A good leader must be able to address all of his people’s needs, which often may seem quite small and unimportant. It can be difficult for a person on a very high level to relate to matters that are small, but Moshe Rabbeinu, the greatest man who ever lived, was able to do this, just as he worried and cared for the needs of that single, lost sheep.

This, then, is the meaning of the midrash that Hashem chooses His leaders through “small things”: Hashem looks to see if, despite a person’s greatness, he is able to feel for others and deal with their small, everyday matters, thus relating to the needs of allpeople.

Why Sheep Follow Each Other

Sheep are best known for their strong flocking and following instinct. This natural instinct is due to a couple of reasons. Firstly, they band together in large groups as a way of protecting themselves. There is safety in numbers. It is harder for a predator to pick a sheep out of a group than to go after a few strays.

Sheep are also very social creatures. While grazing, sheep are more at ease in a group of at least four or five. It gives them a sense of security when they can have visual contact with other members of the flock.

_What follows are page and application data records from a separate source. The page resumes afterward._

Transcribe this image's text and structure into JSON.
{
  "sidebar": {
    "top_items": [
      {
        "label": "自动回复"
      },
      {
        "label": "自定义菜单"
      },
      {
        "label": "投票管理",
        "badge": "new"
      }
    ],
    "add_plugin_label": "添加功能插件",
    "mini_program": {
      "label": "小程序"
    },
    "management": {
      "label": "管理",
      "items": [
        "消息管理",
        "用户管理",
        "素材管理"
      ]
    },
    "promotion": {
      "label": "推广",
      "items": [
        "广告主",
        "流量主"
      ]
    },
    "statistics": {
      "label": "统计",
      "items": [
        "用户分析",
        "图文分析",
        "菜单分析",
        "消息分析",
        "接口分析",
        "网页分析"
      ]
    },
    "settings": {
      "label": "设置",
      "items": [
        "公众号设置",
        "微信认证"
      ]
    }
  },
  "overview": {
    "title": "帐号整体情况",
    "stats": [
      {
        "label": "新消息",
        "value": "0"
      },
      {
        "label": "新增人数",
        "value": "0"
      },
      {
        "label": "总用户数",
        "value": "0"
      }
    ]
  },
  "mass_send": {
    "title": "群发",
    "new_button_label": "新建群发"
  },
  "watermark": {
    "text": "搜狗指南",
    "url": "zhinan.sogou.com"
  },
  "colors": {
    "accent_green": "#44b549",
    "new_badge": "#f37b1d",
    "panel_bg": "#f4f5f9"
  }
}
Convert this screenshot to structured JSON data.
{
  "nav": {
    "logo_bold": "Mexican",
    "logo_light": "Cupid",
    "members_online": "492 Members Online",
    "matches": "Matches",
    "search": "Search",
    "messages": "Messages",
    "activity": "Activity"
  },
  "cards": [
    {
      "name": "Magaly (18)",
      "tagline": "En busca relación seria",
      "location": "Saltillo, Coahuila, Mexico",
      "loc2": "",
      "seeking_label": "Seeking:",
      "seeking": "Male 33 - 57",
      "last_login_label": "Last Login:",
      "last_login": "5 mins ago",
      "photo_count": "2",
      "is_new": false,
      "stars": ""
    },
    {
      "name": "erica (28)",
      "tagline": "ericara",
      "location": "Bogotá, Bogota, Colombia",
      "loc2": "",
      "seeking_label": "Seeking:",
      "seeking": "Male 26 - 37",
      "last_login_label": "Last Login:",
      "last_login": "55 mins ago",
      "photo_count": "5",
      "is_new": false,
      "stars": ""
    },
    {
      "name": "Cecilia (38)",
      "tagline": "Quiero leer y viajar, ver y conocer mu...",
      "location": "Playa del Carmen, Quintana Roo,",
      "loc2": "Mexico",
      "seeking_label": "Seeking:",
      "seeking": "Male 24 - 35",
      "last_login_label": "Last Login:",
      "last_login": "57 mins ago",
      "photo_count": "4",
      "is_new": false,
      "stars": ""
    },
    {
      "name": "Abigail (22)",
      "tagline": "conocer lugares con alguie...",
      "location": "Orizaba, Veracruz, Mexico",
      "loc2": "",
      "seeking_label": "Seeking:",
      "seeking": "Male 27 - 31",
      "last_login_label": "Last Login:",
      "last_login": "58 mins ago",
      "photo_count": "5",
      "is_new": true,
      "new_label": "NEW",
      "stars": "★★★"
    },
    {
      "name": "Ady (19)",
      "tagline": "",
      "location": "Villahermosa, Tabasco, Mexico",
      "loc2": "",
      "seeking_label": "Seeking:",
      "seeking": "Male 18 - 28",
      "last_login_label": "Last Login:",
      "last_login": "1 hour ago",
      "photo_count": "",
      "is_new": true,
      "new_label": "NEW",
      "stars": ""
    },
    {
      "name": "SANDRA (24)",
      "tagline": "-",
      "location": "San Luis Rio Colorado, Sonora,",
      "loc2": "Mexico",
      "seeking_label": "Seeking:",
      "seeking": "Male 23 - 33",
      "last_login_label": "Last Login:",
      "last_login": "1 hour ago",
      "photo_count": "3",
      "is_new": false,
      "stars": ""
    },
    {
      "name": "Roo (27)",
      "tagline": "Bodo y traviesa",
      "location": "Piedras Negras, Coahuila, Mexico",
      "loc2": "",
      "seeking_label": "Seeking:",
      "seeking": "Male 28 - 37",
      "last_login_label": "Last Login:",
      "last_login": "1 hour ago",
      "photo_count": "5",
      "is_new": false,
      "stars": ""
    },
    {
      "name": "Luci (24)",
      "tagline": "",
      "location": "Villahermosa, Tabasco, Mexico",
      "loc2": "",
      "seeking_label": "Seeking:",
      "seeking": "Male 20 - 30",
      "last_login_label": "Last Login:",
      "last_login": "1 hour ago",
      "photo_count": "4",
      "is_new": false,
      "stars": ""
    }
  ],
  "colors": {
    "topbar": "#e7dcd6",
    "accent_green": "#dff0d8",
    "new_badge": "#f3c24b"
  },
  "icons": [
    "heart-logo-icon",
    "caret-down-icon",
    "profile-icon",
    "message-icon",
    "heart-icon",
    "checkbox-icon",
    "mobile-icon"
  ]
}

Even from birth, young sheep, called lambs, are taught to follow the older members of the flock; the female sheep, called ewes, encourage their lambs to do so. The dominant members of the flock usually lead the other sheep.